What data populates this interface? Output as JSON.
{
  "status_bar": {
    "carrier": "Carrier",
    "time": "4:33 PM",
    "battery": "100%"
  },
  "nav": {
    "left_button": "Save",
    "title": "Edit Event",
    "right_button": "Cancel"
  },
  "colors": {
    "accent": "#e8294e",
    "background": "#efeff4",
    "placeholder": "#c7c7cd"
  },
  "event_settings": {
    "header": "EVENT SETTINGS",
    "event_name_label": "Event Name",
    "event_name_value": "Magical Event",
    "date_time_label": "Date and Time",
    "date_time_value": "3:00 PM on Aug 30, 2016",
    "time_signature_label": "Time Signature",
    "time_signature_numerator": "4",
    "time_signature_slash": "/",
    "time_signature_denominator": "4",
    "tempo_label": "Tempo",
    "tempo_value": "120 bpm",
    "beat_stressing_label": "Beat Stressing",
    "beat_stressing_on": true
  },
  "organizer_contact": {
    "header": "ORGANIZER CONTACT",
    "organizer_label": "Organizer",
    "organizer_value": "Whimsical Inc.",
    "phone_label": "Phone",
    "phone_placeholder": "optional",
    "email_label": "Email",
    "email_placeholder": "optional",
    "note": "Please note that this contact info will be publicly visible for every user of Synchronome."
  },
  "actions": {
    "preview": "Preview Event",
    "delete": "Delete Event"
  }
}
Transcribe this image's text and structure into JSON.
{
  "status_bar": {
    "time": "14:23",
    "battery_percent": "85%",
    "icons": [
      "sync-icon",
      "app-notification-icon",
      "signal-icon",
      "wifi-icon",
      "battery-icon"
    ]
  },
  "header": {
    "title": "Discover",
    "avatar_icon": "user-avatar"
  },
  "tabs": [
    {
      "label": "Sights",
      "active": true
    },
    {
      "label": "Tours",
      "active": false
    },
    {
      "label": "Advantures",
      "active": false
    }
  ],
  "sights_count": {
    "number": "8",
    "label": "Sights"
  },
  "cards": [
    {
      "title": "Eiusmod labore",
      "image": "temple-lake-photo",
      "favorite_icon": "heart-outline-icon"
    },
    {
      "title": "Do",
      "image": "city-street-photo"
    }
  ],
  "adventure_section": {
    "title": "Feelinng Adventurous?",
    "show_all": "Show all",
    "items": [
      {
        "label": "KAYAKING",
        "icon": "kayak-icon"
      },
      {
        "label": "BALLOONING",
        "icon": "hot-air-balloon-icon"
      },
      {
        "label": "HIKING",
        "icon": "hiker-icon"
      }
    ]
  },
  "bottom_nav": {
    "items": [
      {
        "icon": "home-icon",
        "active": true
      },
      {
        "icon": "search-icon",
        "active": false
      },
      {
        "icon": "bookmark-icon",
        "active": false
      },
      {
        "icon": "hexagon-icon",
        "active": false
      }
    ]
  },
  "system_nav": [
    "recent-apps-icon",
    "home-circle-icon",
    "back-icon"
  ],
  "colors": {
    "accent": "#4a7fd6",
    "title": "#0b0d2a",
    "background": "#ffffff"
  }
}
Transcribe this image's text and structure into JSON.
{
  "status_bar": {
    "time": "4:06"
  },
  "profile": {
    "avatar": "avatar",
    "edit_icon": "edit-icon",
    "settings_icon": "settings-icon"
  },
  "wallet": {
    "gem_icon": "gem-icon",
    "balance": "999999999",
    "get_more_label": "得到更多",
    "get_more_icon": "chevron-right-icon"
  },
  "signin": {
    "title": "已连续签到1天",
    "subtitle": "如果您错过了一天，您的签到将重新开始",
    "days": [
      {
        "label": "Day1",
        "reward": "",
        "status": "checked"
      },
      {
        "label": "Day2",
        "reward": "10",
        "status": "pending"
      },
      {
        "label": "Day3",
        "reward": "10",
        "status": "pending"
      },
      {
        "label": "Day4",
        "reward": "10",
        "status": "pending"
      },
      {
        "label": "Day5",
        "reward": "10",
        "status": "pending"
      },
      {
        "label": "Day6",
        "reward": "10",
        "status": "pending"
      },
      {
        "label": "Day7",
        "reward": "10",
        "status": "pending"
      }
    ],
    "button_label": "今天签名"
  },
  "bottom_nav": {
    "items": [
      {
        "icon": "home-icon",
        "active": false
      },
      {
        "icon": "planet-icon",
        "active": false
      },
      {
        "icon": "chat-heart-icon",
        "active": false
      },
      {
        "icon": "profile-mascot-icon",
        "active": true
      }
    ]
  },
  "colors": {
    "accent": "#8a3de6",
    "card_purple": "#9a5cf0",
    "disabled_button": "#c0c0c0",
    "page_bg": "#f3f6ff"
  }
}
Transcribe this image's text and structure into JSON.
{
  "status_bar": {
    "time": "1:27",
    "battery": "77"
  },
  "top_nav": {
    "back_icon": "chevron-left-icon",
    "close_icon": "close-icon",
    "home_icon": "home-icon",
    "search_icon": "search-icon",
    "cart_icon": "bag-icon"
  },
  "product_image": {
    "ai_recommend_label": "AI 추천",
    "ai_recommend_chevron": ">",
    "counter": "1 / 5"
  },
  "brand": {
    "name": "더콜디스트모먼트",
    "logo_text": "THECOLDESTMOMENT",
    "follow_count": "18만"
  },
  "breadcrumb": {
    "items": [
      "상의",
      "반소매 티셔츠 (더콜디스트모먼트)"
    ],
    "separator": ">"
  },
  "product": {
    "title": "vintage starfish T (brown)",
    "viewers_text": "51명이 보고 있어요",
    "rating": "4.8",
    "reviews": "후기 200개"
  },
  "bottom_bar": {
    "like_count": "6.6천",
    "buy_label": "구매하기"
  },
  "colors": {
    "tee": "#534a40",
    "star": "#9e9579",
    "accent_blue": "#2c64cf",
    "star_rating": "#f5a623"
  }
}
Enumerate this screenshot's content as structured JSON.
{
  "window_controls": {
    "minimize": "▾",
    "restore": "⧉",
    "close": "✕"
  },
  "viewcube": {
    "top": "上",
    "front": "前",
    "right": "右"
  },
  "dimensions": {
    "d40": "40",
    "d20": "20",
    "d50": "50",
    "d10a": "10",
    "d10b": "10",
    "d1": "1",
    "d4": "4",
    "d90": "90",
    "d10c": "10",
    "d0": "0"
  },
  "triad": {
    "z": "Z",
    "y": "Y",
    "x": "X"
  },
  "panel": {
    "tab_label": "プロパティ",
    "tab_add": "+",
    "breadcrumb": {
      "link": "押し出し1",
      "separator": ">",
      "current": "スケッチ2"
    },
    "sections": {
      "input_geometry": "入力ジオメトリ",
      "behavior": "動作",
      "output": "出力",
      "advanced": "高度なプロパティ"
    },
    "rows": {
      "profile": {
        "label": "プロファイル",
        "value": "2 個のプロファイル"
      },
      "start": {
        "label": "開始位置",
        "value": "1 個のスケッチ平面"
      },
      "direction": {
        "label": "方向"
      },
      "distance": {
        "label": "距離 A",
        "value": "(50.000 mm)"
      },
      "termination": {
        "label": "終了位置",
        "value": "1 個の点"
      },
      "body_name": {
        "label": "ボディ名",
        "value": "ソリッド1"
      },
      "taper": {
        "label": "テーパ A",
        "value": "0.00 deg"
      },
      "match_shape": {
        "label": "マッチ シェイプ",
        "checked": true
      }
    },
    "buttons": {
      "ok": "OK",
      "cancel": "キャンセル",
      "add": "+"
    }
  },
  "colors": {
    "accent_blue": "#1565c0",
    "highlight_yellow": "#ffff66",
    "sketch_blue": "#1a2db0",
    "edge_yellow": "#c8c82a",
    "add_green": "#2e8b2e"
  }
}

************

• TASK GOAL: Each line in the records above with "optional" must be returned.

• SOLUTION TO THIS EXERCISE:
    "phone_placeholder": "optional",
    "email_placeholder": "optional",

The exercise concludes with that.